In the past, learning has been largely confined to schools—physical spaces with a fixed schedule and teachers who take on all, or most of, the responsibility for educating students. Learning outside of school has taken place in settings that often cost money, rely heavily on technology, or require a flexible family calendar, which has made them far more available to those with substantial economic and social capital. Additionally, the learning, creativity, and initiative that take place outside of school, such as at home or with communities, often go unnoticed by our current education systems. These patterns persist in spite of the fact that it is more possible than ever to learn anywhere and at any time. This calls for schools to redefine themselves so that all young people can learn beyond the walls of the physical school building, and teachers, families, community members, and other important figures in a young person’s life can become important sources for rich learning. 

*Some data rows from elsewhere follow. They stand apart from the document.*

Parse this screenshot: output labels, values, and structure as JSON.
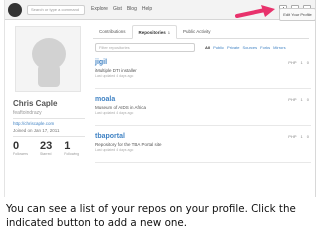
{
  "header": {
    "search_placeholder": "Search or type a command",
    "nav": [
      "Explore",
      "Gist",
      "Blog",
      "Help"
    ],
    "callout_label": "Edit Your Profile"
  },
  "profile": {
    "name": "Chris Caple",
    "username": "feaftoindrazy",
    "website": "http://chriscaple.com",
    "joined": "Joined on Jan 17, 2011",
    "stats": [
      {
        "value": "0",
        "label": "Followers"
      },
      {
        "value": "23",
        "label": "Starred"
      },
      {
        "value": "1",
        "label": "Following"
      }
    ]
  },
  "tabs": [
    {
      "label": "Contributions",
      "count": ""
    },
    {
      "label": "Repositories",
      "count": "1"
    },
    {
      "label": "Public Activity",
      "count": ""
    }
  ],
  "filter": {
    "placeholder": "Filter repositories",
    "types": [
      "All",
      "Public",
      "Private",
      "Sources",
      "Forks",
      "Mirrors"
    ]
  },
  "repos": [
    {
      "name": "jigil",
      "desc": "iMultiple DTI installer",
      "updated": "Last updated 4 days ago",
      "lang": "PHP",
      "stars": "1",
      "forks": "0"
    },
    {
      "name": "moala",
      "desc": "Museum of AIDS in Africa",
      "updated": "Last updated 4 days ago",
      "lang": "PHP",
      "stars": "1",
      "forks": "0"
    },
    {
      "name": "tbaportal",
      "desc": "Repository for the TBA Portal site",
      "updated": "Last updated 4 days ago",
      "lang": "PHP",
      "stars": "1",
      "forks": "0"
    }
  ],
  "caption": {
    "line1": "You can see a list of your repos on your profile. Click the",
    "line2": "indicated button to add a new one."
  },
  "colors": {
    "arrow": "#e8326c",
    "link": "#4183c4"
  }
}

Photo by Allison Shelley for EDUimages

Anytime, anywhere learning can help meet the unique needs of learners. It means that learners who need or want to dedicate additional time to a task are able to do so. It also means learners can choose to work at times or in places where they can be most engaged, receive additional support, or easily attend to personal responsibilities. Anytime, anywhere learning also reflects changes taking place in the workplace, including an increase in remote work and gig work. These changes stem from a shifting economy and technological advances for which schools must prepare young people. In many ways, anytime, anywhere learning helps prepare young people for life beyond graduation by allowing them to acquire and apply a range of skills and knowledge in real-world contexts. 

This Leap Means…

  • Learners and their families engaging in learning when and where it works best for them.
  • Learners acquiring and applying skills and knowledge in real-world settings outside the school building.
  • Learners interacting with people, other than teachers or school staff, who support their learning in real-world settings.

‘A‘ohe pau ka ‘ike i ka hālau ho‘okahi [All knowledge is not taught in the same school]

M.K. Pukui (Hawaiian proverb)


Career and Technical Education from Brooklyn STEAM Center (Grades 11-12)
The Brooklyn STEAM Center is a career and technical education model that immerses high school scholars into industry workplaces where they learn through distinct pathways and real-world, project-based learning experiences.

Place-Based Education from TSS Place Network (Grades K-12)
The Place-Based Education model connects learning with the ecological, cultural, and economic context and community that surround it to increase student engagement, boost academic outcomes, and impact communities.

Samuel Everett School of Innovation (Grades K-12)
Samuel Everett School of Innovation pairs the homeschool experience with support and academic guidance from the local school system, allowing learners to work at their own pace and receive 1-to-1 guidance at home from parents.

The Modern Classrooms Project (Grades PK-Higher Ed)
The Modern Classrooms Project empowers educators to meet every student’s needs through its blended, self-paced, mastery-based instructional model.

Transcend is a registered 501(c)(3) nonprofit that operates nationally.